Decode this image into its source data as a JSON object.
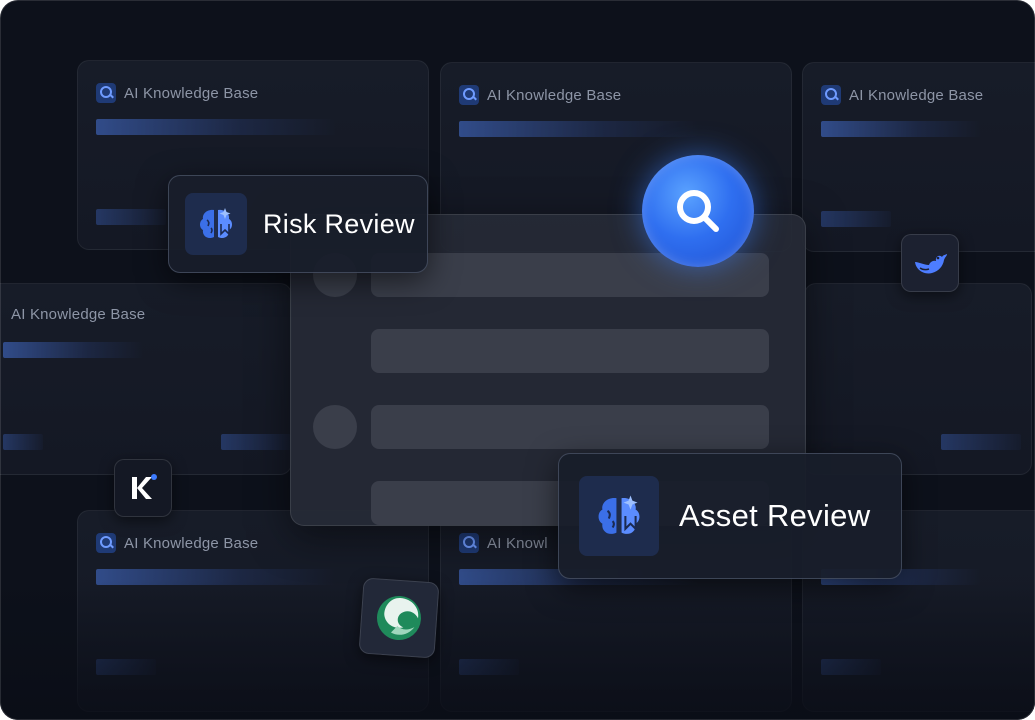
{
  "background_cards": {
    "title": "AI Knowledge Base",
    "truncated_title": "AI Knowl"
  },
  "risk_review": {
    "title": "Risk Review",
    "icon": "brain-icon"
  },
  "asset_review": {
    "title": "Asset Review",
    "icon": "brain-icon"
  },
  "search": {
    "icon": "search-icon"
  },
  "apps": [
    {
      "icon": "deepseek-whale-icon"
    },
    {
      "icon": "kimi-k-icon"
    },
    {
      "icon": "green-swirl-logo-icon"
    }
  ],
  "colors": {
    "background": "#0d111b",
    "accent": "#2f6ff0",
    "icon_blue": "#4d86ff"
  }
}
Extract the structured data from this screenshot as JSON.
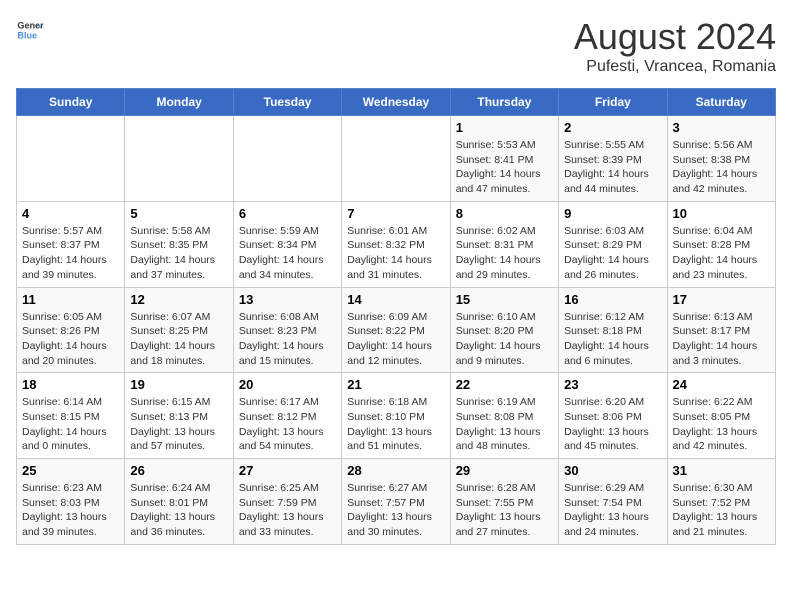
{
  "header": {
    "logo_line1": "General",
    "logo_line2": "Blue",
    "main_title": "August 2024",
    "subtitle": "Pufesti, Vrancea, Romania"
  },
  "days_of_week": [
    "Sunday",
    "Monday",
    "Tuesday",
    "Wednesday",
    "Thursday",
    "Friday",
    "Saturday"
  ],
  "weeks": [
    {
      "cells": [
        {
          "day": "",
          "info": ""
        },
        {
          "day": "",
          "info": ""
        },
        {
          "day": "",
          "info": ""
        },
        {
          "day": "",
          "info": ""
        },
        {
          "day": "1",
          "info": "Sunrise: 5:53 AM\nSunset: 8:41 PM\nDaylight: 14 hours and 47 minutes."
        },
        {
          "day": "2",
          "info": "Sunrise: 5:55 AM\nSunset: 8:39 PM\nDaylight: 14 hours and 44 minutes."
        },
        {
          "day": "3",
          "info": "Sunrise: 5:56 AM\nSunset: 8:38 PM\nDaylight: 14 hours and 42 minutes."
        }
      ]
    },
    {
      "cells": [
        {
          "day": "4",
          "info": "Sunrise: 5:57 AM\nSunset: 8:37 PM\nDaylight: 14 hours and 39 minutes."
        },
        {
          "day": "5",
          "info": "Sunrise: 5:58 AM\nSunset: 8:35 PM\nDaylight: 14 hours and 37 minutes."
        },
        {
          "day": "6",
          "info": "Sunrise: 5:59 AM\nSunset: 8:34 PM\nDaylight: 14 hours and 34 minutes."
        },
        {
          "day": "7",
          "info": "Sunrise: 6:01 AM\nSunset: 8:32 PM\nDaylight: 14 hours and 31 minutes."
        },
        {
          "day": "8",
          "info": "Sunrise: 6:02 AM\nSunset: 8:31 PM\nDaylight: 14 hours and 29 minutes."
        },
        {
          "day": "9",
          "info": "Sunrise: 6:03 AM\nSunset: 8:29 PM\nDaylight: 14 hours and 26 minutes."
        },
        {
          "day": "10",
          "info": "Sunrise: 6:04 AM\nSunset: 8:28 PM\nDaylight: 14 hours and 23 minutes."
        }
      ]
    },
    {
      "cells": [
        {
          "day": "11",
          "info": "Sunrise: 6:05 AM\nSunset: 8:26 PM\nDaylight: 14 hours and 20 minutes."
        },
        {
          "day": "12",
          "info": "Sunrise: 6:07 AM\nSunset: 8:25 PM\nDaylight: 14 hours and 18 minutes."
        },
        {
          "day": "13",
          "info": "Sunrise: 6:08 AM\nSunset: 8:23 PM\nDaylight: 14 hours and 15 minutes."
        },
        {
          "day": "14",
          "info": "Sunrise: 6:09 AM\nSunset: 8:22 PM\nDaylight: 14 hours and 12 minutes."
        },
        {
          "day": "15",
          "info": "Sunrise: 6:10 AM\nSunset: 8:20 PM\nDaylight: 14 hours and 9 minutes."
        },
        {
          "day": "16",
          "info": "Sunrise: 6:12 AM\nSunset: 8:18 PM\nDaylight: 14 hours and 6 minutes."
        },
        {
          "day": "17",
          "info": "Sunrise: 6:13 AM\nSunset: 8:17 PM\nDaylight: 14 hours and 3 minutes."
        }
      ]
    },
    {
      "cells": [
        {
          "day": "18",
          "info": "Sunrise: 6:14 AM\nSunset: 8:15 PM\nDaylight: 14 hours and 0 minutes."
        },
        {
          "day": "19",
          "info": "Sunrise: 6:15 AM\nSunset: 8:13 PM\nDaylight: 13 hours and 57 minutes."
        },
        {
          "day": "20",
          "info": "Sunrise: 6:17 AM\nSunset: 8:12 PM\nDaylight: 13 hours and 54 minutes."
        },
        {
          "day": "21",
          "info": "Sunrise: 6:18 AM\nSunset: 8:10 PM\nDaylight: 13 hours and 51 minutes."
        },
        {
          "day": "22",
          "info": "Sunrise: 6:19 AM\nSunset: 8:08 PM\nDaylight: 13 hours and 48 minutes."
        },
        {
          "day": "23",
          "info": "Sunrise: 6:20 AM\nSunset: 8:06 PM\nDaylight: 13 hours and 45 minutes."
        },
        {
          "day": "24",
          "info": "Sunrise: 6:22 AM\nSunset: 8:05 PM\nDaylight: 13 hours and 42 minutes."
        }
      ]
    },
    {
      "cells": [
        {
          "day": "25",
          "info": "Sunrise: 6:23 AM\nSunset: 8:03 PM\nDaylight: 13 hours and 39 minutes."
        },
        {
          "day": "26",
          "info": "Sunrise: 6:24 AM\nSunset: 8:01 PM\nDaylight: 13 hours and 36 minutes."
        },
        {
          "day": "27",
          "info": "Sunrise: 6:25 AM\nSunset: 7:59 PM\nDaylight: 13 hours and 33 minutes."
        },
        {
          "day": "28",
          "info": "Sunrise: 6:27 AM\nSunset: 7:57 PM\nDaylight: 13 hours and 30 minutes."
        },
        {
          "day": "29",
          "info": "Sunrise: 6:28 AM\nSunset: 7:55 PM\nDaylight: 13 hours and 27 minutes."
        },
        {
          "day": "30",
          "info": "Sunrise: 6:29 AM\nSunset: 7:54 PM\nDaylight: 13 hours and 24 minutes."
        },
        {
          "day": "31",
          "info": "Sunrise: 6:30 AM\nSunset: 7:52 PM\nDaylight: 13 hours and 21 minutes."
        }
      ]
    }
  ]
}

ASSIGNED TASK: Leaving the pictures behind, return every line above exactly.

COMPLETED EXERCISE:
Decode this image into its source data as a JSON object.
{
  "background_cards": {
    "title": "AI Knowledge Base",
    "truncated_title": "AI Knowl"
  },
  "risk_review": {
    "title": "Risk Review",
    "icon": "brain-icon"
  },
  "asset_review": {
    "title": "Asset Review",
    "icon": "brain-icon"
  },
  "search": {
    "icon": "search-icon"
  },
  "apps": [
    {
      "icon": "deepseek-whale-icon"
    },
    {
      "icon": "kimi-k-icon"
    },
    {
      "icon": "green-swirl-logo-icon"
    }
  ],
  "colors": {
    "background": "#0d111b",
    "accent": "#2f6ff0",
    "icon_blue": "#4d86ff"
  }
}
Extract the structured data from this screenshot as JSON.
{
  "header": {
    "logo_line1": "General",
    "logo_line2": "Blue",
    "main_title": "August 2024",
    "subtitle": "Pufesti, Vrancea, Romania"
  },
  "days_of_week": [
    "Sunday",
    "Monday",
    "Tuesday",
    "Wednesday",
    "Thursday",
    "Friday",
    "Saturday"
  ],
  "weeks": [
    {
      "cells": [
        {
          "day": "",
          "info": ""
        },
        {
          "day": "",
          "info": ""
        },
        {
          "day": "",
          "info": ""
        },
        {
          "day": "",
          "info": ""
        },
        {
          "day": "1",
          "info": "Sunrise: 5:53 AM\nSunset: 8:41 PM\nDaylight: 14 hours and 47 minutes."
        },
        {
          "day": "2",
          "info": "Sunrise: 5:55 AM\nSunset: 8:39 PM\nDaylight: 14 hours and 44 minutes."
        },
        {
          "day": "3",
          "info": "Sunrise: 5:56 AM\nSunset: 8:38 PM\nDaylight: 14 hours and 42 minutes."
        }
      ]
    },
    {
      "cells": [
        {
          "day": "4",
          "info": "Sunrise: 5:57 AM\nSunset: 8:37 PM\nDaylight: 14 hours and 39 minutes."
        },
        {
          "day": "5",
          "info": "Sunrise: 5:58 AM\nSunset: 8:35 PM\nDaylight: 14 hours and 37 minutes."
        },
        {
          "day": "6",
          "info": "Sunrise: 5:59 AM\nSunset: 8:34 PM\nDaylight: 14 hours and 34 minutes."
        },
        {
          "day": "7",
          "info": "Sunrise: 6:01 AM\nSunset: 8:32 PM\nDaylight: 14 hours and 31 minutes."
        },
        {
          "day": "8",
          "info": "Sunrise: 6:02 AM\nSunset: 8:31 PM\nDaylight: 14 hours and 29 minutes."
        },
        {
          "day": "9",
          "info": "Sunrise: 6:03 AM\nSunset: 8:29 PM\nDaylight: 14 hours and 26 minutes."
        },
        {
          "day": "10",
          "info": "Sunrise: 6:04 AM\nSunset: 8:28 PM\nDaylight: 14 hours and 23 minutes."
        }
      ]
    },
    {
      "cells": [
        {
          "day": "11",
          "info": "Sunrise: 6:05 AM\nSunset: 8:26 PM\nDaylight: 14 hours and 20 minutes."
        },
        {
          "day": "12",
          "info": "Sunrise: 6:07 AM\nSunset: 8:25 PM\nDaylight: 14 hours and 18 minutes."
        },
        {
          "day": "13",
          "info": "Sunrise: 6:08 AM\nSunset: 8:23 PM\nDaylight: 14 hours and 15 minutes."
        },
        {
          "day": "14",
          "info": "Sunrise: 6:09 AM\nSunset: 8:22 PM\nDaylight: 14 hours and 12 minutes."
        },
        {
          "day": "15",
          "info": "Sunrise: 6:10 AM\nSunset: 8:20 PM\nDaylight: 14 hours and 9 minutes."
        },
        {
          "day": "16",
          "info": "Sunrise: 6:12 AM\nSunset: 8:18 PM\nDaylight: 14 hours and 6 minutes."
        },
        {
          "day": "17",
          "info": "Sunrise: 6:13 AM\nSunset: 8:17 PM\nDaylight: 14 hours and 3 minutes."
        }
      ]
    },
    {
      "cells": [
        {
          "day": "18",
          "info": "Sunrise: 6:14 AM\nSunset: 8:15 PM\nDaylight: 14 hours and 0 minutes."
        },
        {
          "day": "19",
          "info": "Sunrise: 6:15 AM\nSunset: 8:13 PM\nDaylight: 13 hours and 57 minutes."
        },
        {
          "day": "20",
          "info": "Sunrise: 6:17 AM\nSunset: 8:12 PM\nDaylight: 13 hours and 54 minutes."
        },
        {
          "day": "21",
          "info": "Sunrise: 6:18 AM\nSunset: 8:10 PM\nDaylight: 13 hours and 51 minutes."
        },
        {
          "day": "22",
          "info": "Sunrise: 6:19 AM\nSunset: 8:08 PM\nDaylight: 13 hours and 48 minutes."
        },
        {
          "day": "23",
          "info": "Sunrise: 6:20 AM\nSunset: 8:06 PM\nDaylight: 13 hours and 45 minutes."
        },
        {
          "day": "24",
          "info": "Sunrise: 6:22 AM\nSunset: 8:05 PM\nDaylight: 13 hours and 42 minutes."
        }
      ]
    },
    {
      "cells": [
        {
          "day": "25",
          "info": "Sunrise: 6:23 AM\nSunset: 8:03 PM\nDaylight: 13 hours and 39 minutes."
        },
        {
          "day": "26",
          "info": "Sunrise: 6:24 AM\nSunset: 8:01 PM\nDaylight: 13 hours and 36 minutes."
        },
        {
          "day": "27",
          "info": "Sunrise: 6:25 AM\nSunset: 7:59 PM\nDaylight: 13 hours and 33 minutes."
        },
        {
          "day": "28",
          "info": "Sunrise: 6:27 AM\nSunset: 7:57 PM\nDaylight: 13 hours and 30 minutes."
        },
        {
          "day": "29",
          "info": "Sunrise: 6:28 AM\nSunset: 7:55 PM\nDaylight: 13 hours and 27 minutes."
        },
        {
          "day": "30",
          "info": "Sunrise: 6:29 AM\nSunset: 7:54 PM\nDaylight: 13 hours and 24 minutes."
        },
        {
          "day": "31",
          "info": "Sunrise: 6:30 AM\nSunset: 7:52 PM\nDaylight: 13 hours and 21 minutes."
        }
      ]
    }
  ]
}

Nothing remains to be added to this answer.